Could you retype all of the data below exactly as given?

(Beginning of INPUT)

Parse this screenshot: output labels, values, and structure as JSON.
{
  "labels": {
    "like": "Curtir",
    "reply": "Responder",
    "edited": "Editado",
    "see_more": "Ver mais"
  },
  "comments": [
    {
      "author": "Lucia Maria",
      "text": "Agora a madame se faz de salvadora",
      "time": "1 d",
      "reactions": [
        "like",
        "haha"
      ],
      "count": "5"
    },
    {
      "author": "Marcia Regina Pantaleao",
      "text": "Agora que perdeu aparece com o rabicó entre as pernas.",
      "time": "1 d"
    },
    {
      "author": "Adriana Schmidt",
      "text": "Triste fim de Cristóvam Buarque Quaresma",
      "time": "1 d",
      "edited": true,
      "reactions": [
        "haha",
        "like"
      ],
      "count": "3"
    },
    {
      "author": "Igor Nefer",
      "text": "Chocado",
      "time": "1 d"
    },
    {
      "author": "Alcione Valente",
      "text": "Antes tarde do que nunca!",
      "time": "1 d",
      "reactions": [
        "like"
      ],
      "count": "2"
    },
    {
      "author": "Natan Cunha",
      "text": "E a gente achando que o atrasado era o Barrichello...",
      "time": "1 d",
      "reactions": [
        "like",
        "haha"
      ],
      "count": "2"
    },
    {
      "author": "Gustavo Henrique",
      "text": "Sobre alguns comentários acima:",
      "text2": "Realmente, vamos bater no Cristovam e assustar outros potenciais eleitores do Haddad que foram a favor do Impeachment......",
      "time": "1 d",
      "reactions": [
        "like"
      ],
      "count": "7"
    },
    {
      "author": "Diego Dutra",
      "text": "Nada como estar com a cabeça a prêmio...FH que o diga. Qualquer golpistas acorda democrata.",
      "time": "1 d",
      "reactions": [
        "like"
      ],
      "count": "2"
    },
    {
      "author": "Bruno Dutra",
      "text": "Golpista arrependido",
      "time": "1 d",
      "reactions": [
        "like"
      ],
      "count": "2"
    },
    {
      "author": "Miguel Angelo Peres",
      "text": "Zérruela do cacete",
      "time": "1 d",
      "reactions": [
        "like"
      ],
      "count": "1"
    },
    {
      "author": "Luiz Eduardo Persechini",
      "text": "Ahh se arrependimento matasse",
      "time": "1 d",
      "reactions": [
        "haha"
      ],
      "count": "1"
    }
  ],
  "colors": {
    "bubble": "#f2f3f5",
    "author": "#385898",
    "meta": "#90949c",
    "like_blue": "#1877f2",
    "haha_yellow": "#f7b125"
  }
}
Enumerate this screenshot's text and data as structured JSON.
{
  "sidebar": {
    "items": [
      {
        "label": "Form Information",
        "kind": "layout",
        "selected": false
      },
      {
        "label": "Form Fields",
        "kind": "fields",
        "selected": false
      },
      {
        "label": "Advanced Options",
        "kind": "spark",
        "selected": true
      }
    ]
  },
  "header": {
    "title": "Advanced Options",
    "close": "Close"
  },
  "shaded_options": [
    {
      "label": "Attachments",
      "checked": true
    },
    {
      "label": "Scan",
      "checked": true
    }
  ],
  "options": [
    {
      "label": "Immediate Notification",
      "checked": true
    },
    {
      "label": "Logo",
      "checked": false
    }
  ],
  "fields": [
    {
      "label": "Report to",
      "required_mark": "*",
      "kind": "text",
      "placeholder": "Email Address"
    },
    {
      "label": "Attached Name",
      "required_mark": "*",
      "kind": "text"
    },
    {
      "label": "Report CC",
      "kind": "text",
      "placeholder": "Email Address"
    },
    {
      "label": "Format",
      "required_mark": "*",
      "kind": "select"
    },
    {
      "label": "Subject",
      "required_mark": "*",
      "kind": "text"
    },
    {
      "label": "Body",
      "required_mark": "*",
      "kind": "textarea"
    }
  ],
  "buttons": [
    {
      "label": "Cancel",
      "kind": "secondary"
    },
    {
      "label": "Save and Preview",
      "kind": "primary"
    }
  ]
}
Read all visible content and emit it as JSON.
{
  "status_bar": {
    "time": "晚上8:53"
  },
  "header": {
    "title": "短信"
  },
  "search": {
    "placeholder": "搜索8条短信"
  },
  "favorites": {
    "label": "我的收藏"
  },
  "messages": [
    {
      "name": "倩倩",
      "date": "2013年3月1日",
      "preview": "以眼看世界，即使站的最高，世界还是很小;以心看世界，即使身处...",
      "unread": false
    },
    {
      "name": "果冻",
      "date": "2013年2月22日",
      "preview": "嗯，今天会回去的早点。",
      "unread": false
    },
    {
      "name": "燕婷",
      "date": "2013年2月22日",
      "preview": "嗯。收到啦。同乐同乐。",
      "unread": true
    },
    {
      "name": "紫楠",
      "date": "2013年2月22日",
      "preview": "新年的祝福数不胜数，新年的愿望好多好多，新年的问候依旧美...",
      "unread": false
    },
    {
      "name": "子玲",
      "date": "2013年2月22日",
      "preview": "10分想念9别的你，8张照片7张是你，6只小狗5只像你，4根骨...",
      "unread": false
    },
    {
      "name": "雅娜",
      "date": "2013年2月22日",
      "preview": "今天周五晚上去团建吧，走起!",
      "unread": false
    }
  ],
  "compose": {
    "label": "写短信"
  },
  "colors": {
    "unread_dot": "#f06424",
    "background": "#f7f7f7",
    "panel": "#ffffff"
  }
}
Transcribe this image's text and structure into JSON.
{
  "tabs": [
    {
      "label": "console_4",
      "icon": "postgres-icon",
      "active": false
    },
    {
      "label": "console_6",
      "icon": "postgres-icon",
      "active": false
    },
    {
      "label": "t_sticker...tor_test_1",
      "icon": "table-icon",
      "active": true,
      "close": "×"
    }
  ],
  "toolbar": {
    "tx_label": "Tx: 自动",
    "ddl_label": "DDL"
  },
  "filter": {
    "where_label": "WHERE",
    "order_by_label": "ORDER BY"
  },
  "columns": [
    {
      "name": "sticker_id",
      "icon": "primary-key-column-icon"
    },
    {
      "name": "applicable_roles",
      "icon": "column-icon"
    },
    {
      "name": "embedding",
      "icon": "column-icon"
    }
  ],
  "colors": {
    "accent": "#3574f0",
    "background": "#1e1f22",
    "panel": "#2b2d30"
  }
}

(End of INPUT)

#### [ANSWER BOX]
Parse this screenshot: output labels, values, and structure as JSON.
{
  "labels": {
    "like": "Curtir",
    "reply": "Responder",
    "edited": "Editado",
    "see_more": "Ver mais"
  },
  "comments": [
    {
      "author": "Lucia Maria",
      "text": "Agora a madame se faz de salvadora",
      "time": "1 d",
      "reactions": [
        "like",
        "haha"
      ],
      "count": "5"
    },
    {
      "author": "Marcia Regina Pantaleao",
      "text": "Agora que perdeu aparece com o rabicó entre as pernas.",
      "time": "1 d"
    },
    {
      "author": "Adriana Schmidt",
      "text": "Triste fim de Cristóvam Buarque Quaresma",
      "time": "1 d",
      "edited": true,
      "reactions": [
        "haha",
        "like"
      ],
      "count": "3"
    },
    {
      "author": "Igor Nefer",
      "text": "Chocado",
      "time": "1 d"
    },
    {
      "author": "Alcione Valente",
      "text": "Antes tarde do que nunca!",
      "time": "1 d",
      "reactions": [
        "like"
      ],
      "count": "2"
    },
    {
      "author": "Natan Cunha",
      "text": "E a gente achando que o atrasado era o Barrichello...",
      "time": "1 d",
      "reactions": [
        "like",
        "haha"
      ],
      "count": "2"
    },
    {
      "author": "Gustavo Henrique",
      "text": "Sobre alguns comentários acima:",
      "text2": "Realmente, vamos bater no Cristovam e assustar outros potenciais eleitores do Haddad que foram a favor do Impeachment......",
      "time": "1 d",
      "reactions": [
        "like"
      ],
      "count": "7"
    },
    {
      "author": "Diego Dutra",
      "text": "Nada como estar com a cabeça a prêmio...FH que o diga. Qualquer golpistas acorda democrata.",
      "time": "1 d",
      "reactions": [
        "like"
      ],
      "count": "2"
    },
    {
      "author": "Bruno Dutra",
      "text": "Golpista arrependido",
      "time": "1 d",
      "reactions": [
        "like"
      ],
      "count": "2"
    },
    {
      "author": "Miguel Angelo Peres",
      "text": "Zérruela do cacete",
      "time": "1 d",
      "reactions": [
        "like"
      ],
      "count": "1"
    },
    {
      "author": "Luiz Eduardo Persechini",
      "text": "Ahh se arrependimento matasse",
      "time": "1 d",
      "reactions": [
        "haha"
      ],
      "count": "1"
    }
  ],
  "colors": {
    "bubble": "#f2f3f5",
    "author": "#385898",
    "meta": "#90949c",
    "like_blue": "#1877f2",
    "haha_yellow": "#f7b125"
  }
}
Enumerate this screenshot's text and data as structured JSON.
{
  "sidebar": {
    "items": [
      {
        "label": "Form Information",
        "kind": "layout",
        "selected": false
      },
      {
        "label": "Form Fields",
        "kind": "fields",
        "selected": false
      },
      {
        "label": "Advanced Options",
        "kind": "spark",
        "selected": true
      }
    ]
  },
  "header": {
    "title": "Advanced Options",
    "close": "Close"
  },
  "shaded_options": [
    {
      "label": "Attachments",
      "checked": true
    },
    {
      "label": "Scan",
      "checked": true
    }
  ],
  "options": [
    {
      "label": "Immediate Notification",
      "checked": true
    },
    {
      "label": "Logo",
      "checked": false
    }
  ],
  "fields": [
    {
      "label": "Report to",
      "required_mark": "*",
      "kind": "text",
      "placeholder": "Email Address"
    },
    {
      "label": "Attached Name",
      "required_mark": "*",
      "kind": "text"
    },
    {
      "label": "Report CC",
      "kind": "text",
      "placeholder": "Email Address"
    },
    {
      "label": "Format",
      "required_mark": "*",
      "kind": "select"
    },
    {
      "label": "Subject",
      "required_mark": "*",
      "kind": "text"
    },
    {
      "label": "Body",
      "required_mark": "*",
      "kind": "textarea"
    }
  ],
  "buttons": [
    {
      "label": "Cancel",
      "kind": "secondary"
    },
    {
      "label": "Save and Preview",
      "kind": "primary"
    }
  ]
}
Read all visible content and emit it as JSON.
{
  "status_bar": {
    "time": "晚上8:53"
  },
  "header": {
    "title": "短信"
  },
  "search": {
    "placeholder": "搜索8条短信"
  },
  "favorites": {
    "label": "我的收藏"
  },
  "messages": [
    {
      "name": "倩倩",
      "date": "2013年3月1日",
      "preview": "以眼看世界，即使站的最高，世界还是很小;以心看世界，即使身处...",
      "unread": false
    },
    {
      "name": "果冻",
      "date": "2013年2月22日",
      "preview": "嗯，今天会回去的早点。",
      "unread": false
    },
    {
      "name": "燕婷",
      "date": "2013年2月22日",
      "preview": "嗯。收到啦。同乐同乐。",
      "unread": true
    },
    {
      "name": "紫楠",
      "date": "2013年2月22日",
      "preview": "新年的祝福数不胜数，新年的愿望好多好多，新年的问候依旧美...",
      "unread": false
    },
    {
      "name": "子玲",
      "date": "2013年2月22日",
      "preview": "10分想念9别的你，8张照片7张是你，6只小狗5只像你，4根骨...",
      "unread": false
    },
    {
      "name": "雅娜",
      "date": "2013年2月22日",
      "preview": "今天周五晚上去团建吧，走起!",
      "unread": false
    }
  ],
  "compose": {
    "label": "写短信"
  },
  "colors": {
    "unread_dot": "#f06424",
    "background": "#f7f7f7",
    "panel": "#ffffff"
  }
}
Transcribe this image's text and structure into JSON.
{
  "tabs": [
    {
      "label": "console_4",
      "icon": "postgres-icon",
      "active": false
    },
    {
      "label": "console_6",
      "icon": "postgres-icon",
      "active": false
    },
    {
      "label": "t_sticker...tor_test_1",
      "icon": "table-icon",
      "active": true,
      "close": "×"
    }
  ],
  "toolbar": {
    "tx_label": "Tx: 自动",
    "ddl_label": "DDL"
  },
  "filter": {
    "where_label": "WHERE",
    "order_by_label": "ORDER BY"
  },
  "columns": [
    {
      "name": "sticker_id",
      "icon": "primary-key-column-icon"
    },
    {
      "name": "applicable_roles",
      "icon": "column-icon"
    },
    {
      "name": "embedding",
      "icon": "column-icon"
    }
  ],
  "colors": {
    "accent": "#3574f0",
    "background": "#1e1f22",
    "panel": "#2b2d30"
  }
}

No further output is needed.